Despite the nation electing a president who has repeatedly insulted minorities, veterans, the disabled, women and anyone who disagrees with him, New College students got important lessons in respect last week.
In place of the week of anti-hazing programs required by the State University System, Dean of Student Affairs Robin Williamson organized Respect Week as a way to build a more inviting and appreciative community on campus.
After speaking with students, Dean Williamson noticed that cultivating more respect among peers was an important need to improve campus community.
“I think New College needs a week like this so we can begin a conversation about what type of community do we want to have here and how do we invite, appreciate, and celebrate all members of our campus community,” Williamson said in an e-mail interview.
The week of events was meant to give students the skills to handle tough situations. A wide variety of topics were provided – such as “Communication in Cyberspace” and “A Cultural Clash Simulation” – to appeal to many students.
The results of the presidential election unexpectedly changed the significance of Respect Week.
“The nation and the world need you to be informed, thoughtful, and engaged citizens,” Williamson said. “Divisive language fueled a lot of the campaign and election. Now is exactly the time that we educate and empower each other.”
In conjunction with many other events being organized on campus in response to the election, Respect Week gave students, faculty and staff an opportunity “to practice this self-awareness and self-reflection…[to] think about what they’re putting into the world,” Jessica Maxon, Director of First Year Programs, said in an e-mail interview.

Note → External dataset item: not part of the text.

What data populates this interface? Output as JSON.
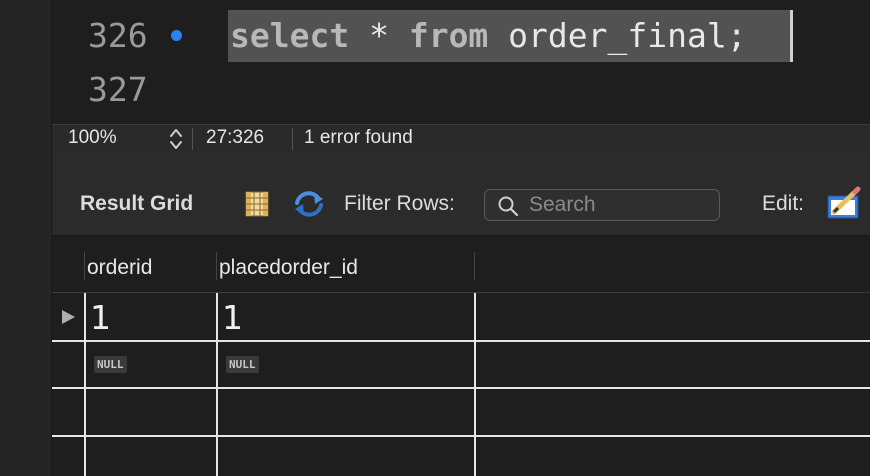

“It’s not so much that we needed Respect Week because of the election, but for the aftermath,” Thelma Santiago, Health Educator, said in an e-mail interview. “We need to be prepared for some difficult but necessary bridge-building, and Respect Week allowed us to begin that process here on campus.”